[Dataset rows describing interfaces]
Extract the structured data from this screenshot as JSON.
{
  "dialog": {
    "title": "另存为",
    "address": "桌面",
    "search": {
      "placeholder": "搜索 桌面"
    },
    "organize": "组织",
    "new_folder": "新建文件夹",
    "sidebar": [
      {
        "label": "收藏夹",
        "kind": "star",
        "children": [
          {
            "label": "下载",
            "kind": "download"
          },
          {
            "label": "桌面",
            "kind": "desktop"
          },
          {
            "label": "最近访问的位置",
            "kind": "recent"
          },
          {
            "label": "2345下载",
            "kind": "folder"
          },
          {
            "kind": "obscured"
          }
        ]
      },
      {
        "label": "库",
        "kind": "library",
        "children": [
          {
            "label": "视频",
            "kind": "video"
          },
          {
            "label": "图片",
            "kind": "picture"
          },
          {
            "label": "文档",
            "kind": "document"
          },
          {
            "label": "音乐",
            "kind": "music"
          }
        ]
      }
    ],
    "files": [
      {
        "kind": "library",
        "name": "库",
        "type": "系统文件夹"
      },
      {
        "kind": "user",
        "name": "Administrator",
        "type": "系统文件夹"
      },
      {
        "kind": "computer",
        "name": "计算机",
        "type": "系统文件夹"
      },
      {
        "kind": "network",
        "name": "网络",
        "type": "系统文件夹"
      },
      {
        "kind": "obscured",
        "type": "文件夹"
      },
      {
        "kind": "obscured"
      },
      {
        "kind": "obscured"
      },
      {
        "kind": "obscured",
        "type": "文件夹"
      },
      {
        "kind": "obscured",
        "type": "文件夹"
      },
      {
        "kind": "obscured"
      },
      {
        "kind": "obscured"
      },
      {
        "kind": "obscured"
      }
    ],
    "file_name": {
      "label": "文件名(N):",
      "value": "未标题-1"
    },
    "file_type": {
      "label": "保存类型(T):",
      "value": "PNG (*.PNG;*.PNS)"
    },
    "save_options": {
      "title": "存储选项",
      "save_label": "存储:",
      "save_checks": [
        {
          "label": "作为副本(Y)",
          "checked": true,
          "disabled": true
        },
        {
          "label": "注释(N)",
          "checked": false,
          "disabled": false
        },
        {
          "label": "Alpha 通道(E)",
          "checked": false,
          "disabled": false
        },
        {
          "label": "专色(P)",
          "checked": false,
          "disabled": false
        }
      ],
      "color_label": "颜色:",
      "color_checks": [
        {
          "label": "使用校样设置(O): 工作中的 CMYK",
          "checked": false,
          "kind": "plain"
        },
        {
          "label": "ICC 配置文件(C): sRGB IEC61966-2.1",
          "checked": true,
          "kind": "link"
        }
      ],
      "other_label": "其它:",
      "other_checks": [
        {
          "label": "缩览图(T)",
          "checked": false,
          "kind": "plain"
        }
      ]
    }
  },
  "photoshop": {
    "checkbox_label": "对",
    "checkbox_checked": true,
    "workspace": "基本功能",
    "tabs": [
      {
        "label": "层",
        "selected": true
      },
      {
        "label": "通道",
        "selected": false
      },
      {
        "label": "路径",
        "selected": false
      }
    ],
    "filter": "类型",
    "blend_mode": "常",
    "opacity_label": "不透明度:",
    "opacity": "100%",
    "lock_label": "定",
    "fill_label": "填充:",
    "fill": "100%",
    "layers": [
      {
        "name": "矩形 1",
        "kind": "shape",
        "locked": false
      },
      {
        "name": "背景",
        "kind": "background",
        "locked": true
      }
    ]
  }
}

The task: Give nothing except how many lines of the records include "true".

Exercise response: 6